The native peoples of the Pacific, for instance, surfed waves on alaia, paipo, and other such craft, and did so on their belly and knees.
The modern-day definition of surfing, however, most often refers to a surfer riding a wave standing up on a surfboard; this is also referred to as stand-up surfing.
Looking for a way to entice visitors to the area of Redondo Beach, where he had heavily invested in real estate, he hired a young Hawaiian to ride surfboards.
George Freeth decided to revive the art of surfing, but had little success with the huge 16-foot hardwood boards that were popular at that time.

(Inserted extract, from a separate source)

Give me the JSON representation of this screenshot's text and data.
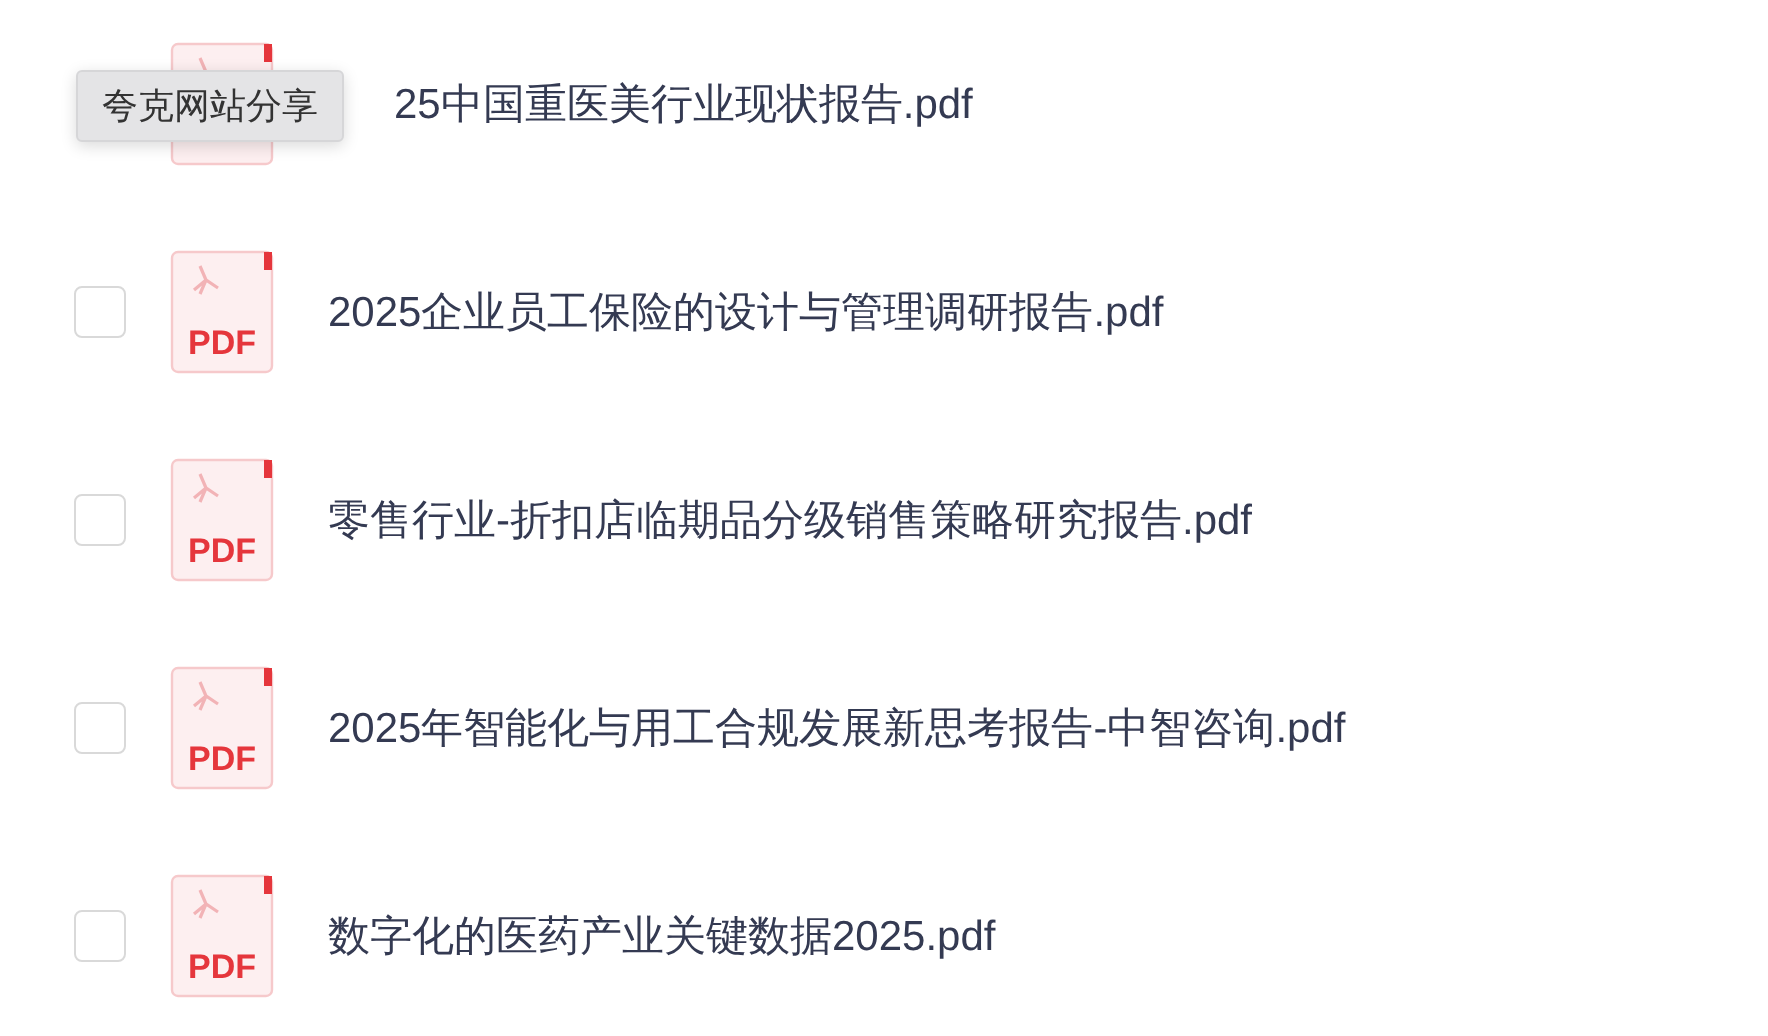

In July 1885, three teenage Hawaiian princes took a break from their boarding school, St.